Is there a connection between Pacific Ocean warming and BC’s changing climate?
Note to Reader:
The Blob was the name given to a large mass of warm water in the Pacific Ocean off the coast of North America. It was first detected in late 2013 and continued to spread throughout 2014 and 2015. However, due to the formation of a strong El Niño, the Blob rapidly cooled and mostly disappeared before 2015 ended. Research shows that El Niño is a Blob killer. There have been “blobs” in the past and El Niño has always erased them within a few months. The El Niño that BC just experienced did just that. Below, Faron Anslow explains what this means and why it matters.
“There has been confusion in the media regarding how or if ‘the Blob’ influenced the weather of BC in 2015,” observes Faron Anslow, Climatologist, Pacific Climate Impacts Consortium (at the University of Victoria)
BC’s Changing Climate
For British Columbians, 2015 was the year of the great drought, dwindling snow packs, melting glaciers, beleaguered salmon runs and a costly forest fire season, followed by windstorms and heavy rains. In late August, powerful storms caused the single largest electrical outage in the province’s history. The 2015 Drought was selected as the Top Story of 2015 in a poll conducted by the CBC.
Did “the Blob” cause the 2015 Drought?
“During a normal winter, the North Pacific Ocean loses heat. The weather from 2013 through 2015 prevented the cooling from happening as fast. As a result, the ocean became warmer than normal. Much of this was caused by the high pressure system and the relatively calm conditions that came with it.”

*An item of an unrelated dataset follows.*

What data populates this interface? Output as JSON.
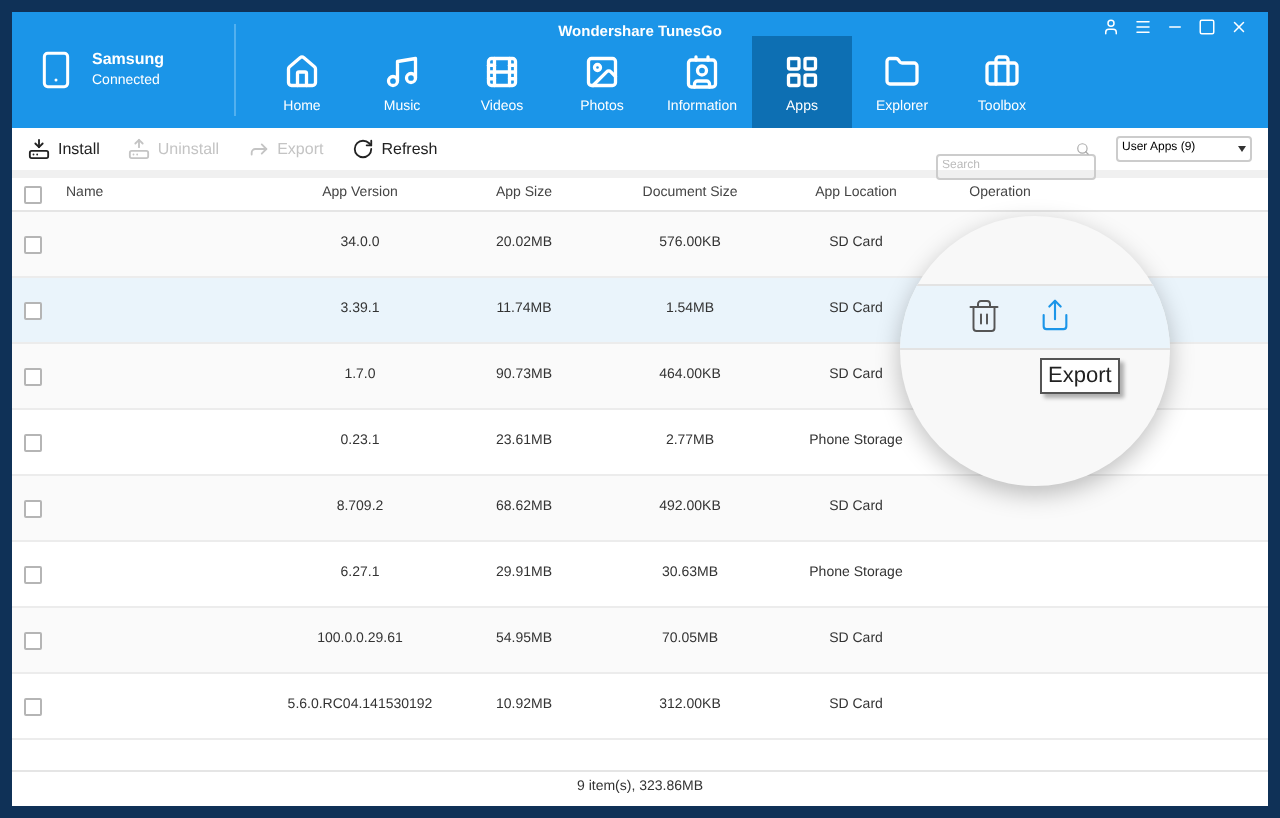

“The confusing part is that high pressure systems also lead to warm temperatures and dry conditions independently of what the ocean is doing, and over a large spatial scale. The record heat of the first 2/3 of 2015 arose because of such high pressure systems combined with warm air carried northward. The influence of the warm ocean was probably secondary.”
What can BC expect in 2016?
“Based on Environment and Climate Change Canada’s seasonal forecasts, there is reasonable confidence that spring and early summer 2016 will be warmer than normal, and communities should plan for that. Snowpacks this past winter were above normal in southern BC, but much below normal in the northern half of the province. Additional warmth will reduce snowpack quickly. Precipitation cannot yet be forecast with high confidence on a seasonal basis, so rainfall could be a saviour.”
“We have no reason to expect the dominant high pressure systems to return that caused the Blob, and that helped cause the record breaking heat of 2015. But, we cannot rule out that high pressure will dominate, or at least visit us for a heat-wave or two. So records are still possible,” concludes Faron Anslow.